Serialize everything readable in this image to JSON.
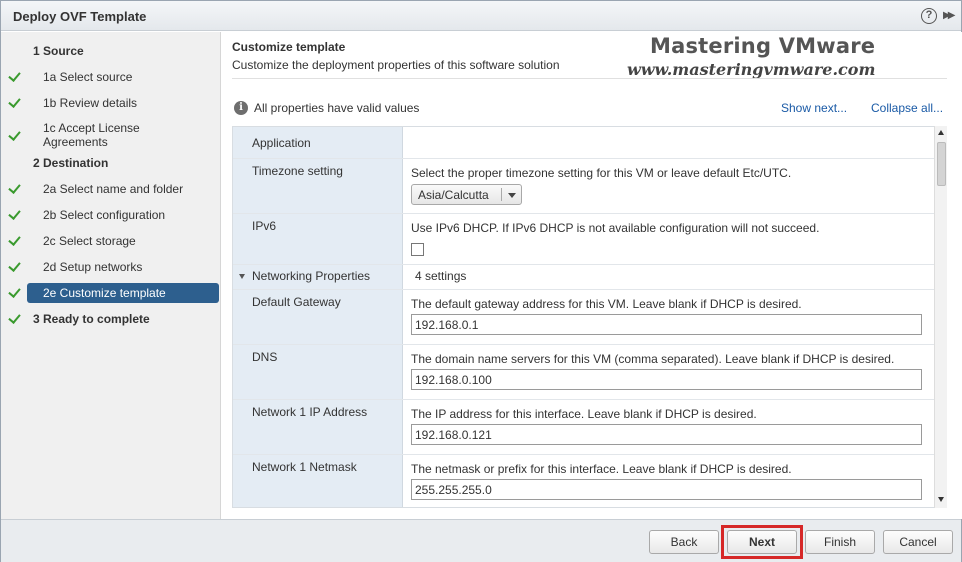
{
  "window": {
    "title": "Deploy OVF Template"
  },
  "sidebar": {
    "steps": [
      {
        "label": "1  Source",
        "group": true,
        "done": false
      },
      {
        "label": "1a  Select source",
        "done": true
      },
      {
        "label": "1b  Review details",
        "done": true
      },
      {
        "label": "1c  Accept License Agreements",
        "done": true
      },
      {
        "label": "2  Destination",
        "group": true,
        "done": false
      },
      {
        "label": "2a  Select name and folder",
        "done": true
      },
      {
        "label": "2b  Select configuration",
        "done": true
      },
      {
        "label": "2c  Select storage",
        "done": true
      },
      {
        "label": "2d  Setup networks",
        "done": true
      },
      {
        "label": "2e  Customize template",
        "done": true,
        "active": true
      },
      {
        "label": "3  Ready to complete",
        "group": true,
        "done": true
      }
    ]
  },
  "header": {
    "title": "Customize template",
    "subtitle": "Customize the deployment properties of this software solution"
  },
  "watermark": {
    "line1": "Mastering VMware",
    "line2": "www.masteringvmware.com"
  },
  "validation": {
    "message": "All properties have valid values",
    "show_next": "Show next...",
    "collapse_all": "Collapse all..."
  },
  "properties": {
    "application": "Application",
    "timezone": {
      "name": "Timezone setting",
      "desc": "Select the proper timezone setting for this VM or leave default Etc/UTC.",
      "value": "Asia/Calcutta"
    },
    "ipv6": {
      "name": "IPv6",
      "desc": "Use IPv6 DHCP. If IPv6 DHCP is not available configuration will not succeed.",
      "checked": false
    },
    "networking": {
      "name": "Networking Properties",
      "count": "4 settings"
    },
    "gateway": {
      "name": "Default Gateway",
      "desc": "The default gateway address for this VM. Leave blank if DHCP is desired.",
      "value": "192.168.0.1"
    },
    "dns": {
      "name": "DNS",
      "desc": "The domain name servers for this VM (comma separated). Leave blank if DHCP is desired.",
      "value": "192.168.0.100"
    },
    "ip": {
      "name": "Network 1 IP Address",
      "desc": "The IP address for this interface. Leave blank if DHCP is desired.",
      "value": "192.168.0.121"
    },
    "netmask": {
      "name": "Network 1 Netmask",
      "desc": "The netmask or prefix for this interface. Leave blank if DHCP is desired.",
      "value": "255.255.255.0"
    }
  },
  "footer": {
    "back": "Back",
    "next": "Next",
    "finish": "Finish",
    "cancel": "Cancel"
  },
  "colors": {
    "accent_active_step": "#2d5f8e",
    "check_green": "#3a9a2e",
    "link_blue": "#1a5aa6",
    "highlight_red": "#d62828"
  }
}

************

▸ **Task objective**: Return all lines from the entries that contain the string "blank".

▸ **Written answer**:
      "desc": "The default gateway address for this VM. Leave blank if DHCP is desired.",
      "desc": "The domain name servers for this VM (comma separated). Leave blank if DHCP is desired.",
      "desc": "The IP address for this interface. Leave blank if DHCP is desired.",
      "desc": "The netmask or prefix for this interface. Leave blank if DHCP is desired.",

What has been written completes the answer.